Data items
────────────────────

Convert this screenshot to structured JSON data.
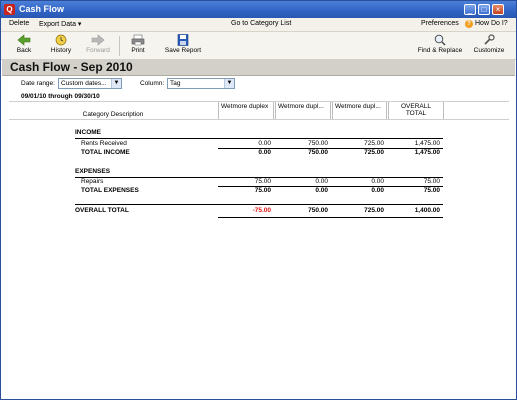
{
  "window": {
    "title": "Cash Flow"
  },
  "menu": {
    "delete": "Delete",
    "export_data": "Export Data ▾",
    "go_to": "Go to Category List",
    "preferences": "Preferences",
    "how_do_i": "How Do I?"
  },
  "toolbar": {
    "back": "Back",
    "history": "History",
    "forward": "Forward",
    "print": "Print",
    "save_report": "Save Report",
    "find_replace": "Find & Replace",
    "customize": "Customize"
  },
  "report": {
    "title": "Cash Flow - Sep 2010",
    "date_range_label": "Date range:",
    "date_range_value": "Custom dates...",
    "column_label": "Column:",
    "column_value": "Tag",
    "period": "09/01/10 through 09/30/10"
  },
  "columns": {
    "category": "Category Description",
    "c1": "Wetmore duplex",
    "c2": "Wetmore dupl...",
    "c3": "Wetmore dupl...",
    "total_1": "OVERALL",
    "total_2": "TOTAL"
  },
  "rows": {
    "income_header": "INCOME",
    "rents": {
      "label": "Rents Received",
      "c1": "0.00",
      "c2": "750.00",
      "c3": "725.00",
      "total": "1,475.00"
    },
    "total_income": {
      "label": "TOTAL INCOME",
      "c1": "0.00",
      "c2": "750.00",
      "c3": "725.00",
      "total": "1,475.00"
    },
    "expenses_header": "EXPENSES",
    "repairs": {
      "label": "Repairs",
      "c1": "75.00",
      "c2": "0.00",
      "c3": "0.00",
      "total": "75.00"
    },
    "total_expenses": {
      "label": "TOTAL EXPENSES",
      "c1": "75.00",
      "c2": "0.00",
      "c3": "0.00",
      "total": "75.00"
    },
    "overall": {
      "label": "OVERALL TOTAL",
      "c1": "-75.00",
      "c2": "750.00",
      "c3": "725.00",
      "total": "1,400.00"
    }
  },
  "colors": {
    "negative": "#d11111",
    "titlebar": "#2f63c5",
    "app_icon": "#c8231c"
  }
}
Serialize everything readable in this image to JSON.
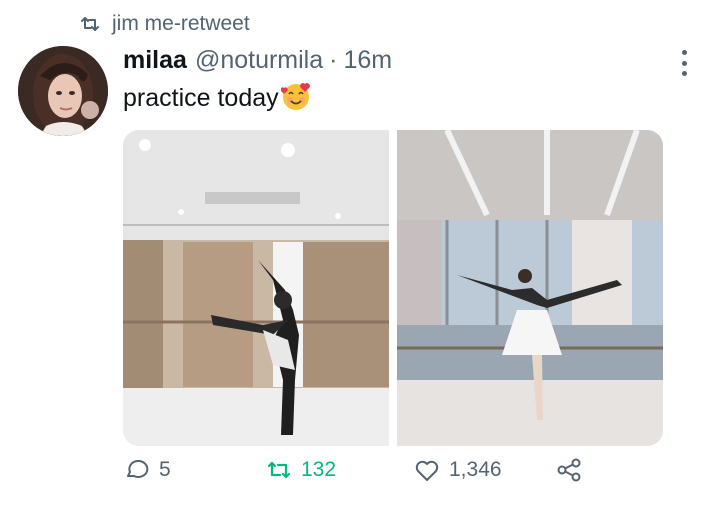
{
  "retweet_context": {
    "icon": "retweet-icon",
    "text": "jim me-retweet"
  },
  "author": {
    "display_name": "milaa",
    "handle": "@noturmila",
    "separator": "·",
    "time": "16m"
  },
  "tweet": {
    "text": "practice today",
    "emoji": "smiling-face-with-hearts"
  },
  "media": [
    {
      "alt": "ballet dancer stretching on barre in dance studio"
    },
    {
      "alt": "ballet dancer in tutu posing in arabesque by windows"
    }
  ],
  "actions": {
    "reply_count": "5",
    "retweet_count": "132",
    "like_count": "1,346",
    "retweet_active_color": "#00ba7c",
    "muted_color": "#536471"
  }
}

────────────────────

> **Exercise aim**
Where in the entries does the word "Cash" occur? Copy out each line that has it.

> **Result of this exercise**
    "title": "Cash Flow"
    "title": "Cash Flow - Sep 2010",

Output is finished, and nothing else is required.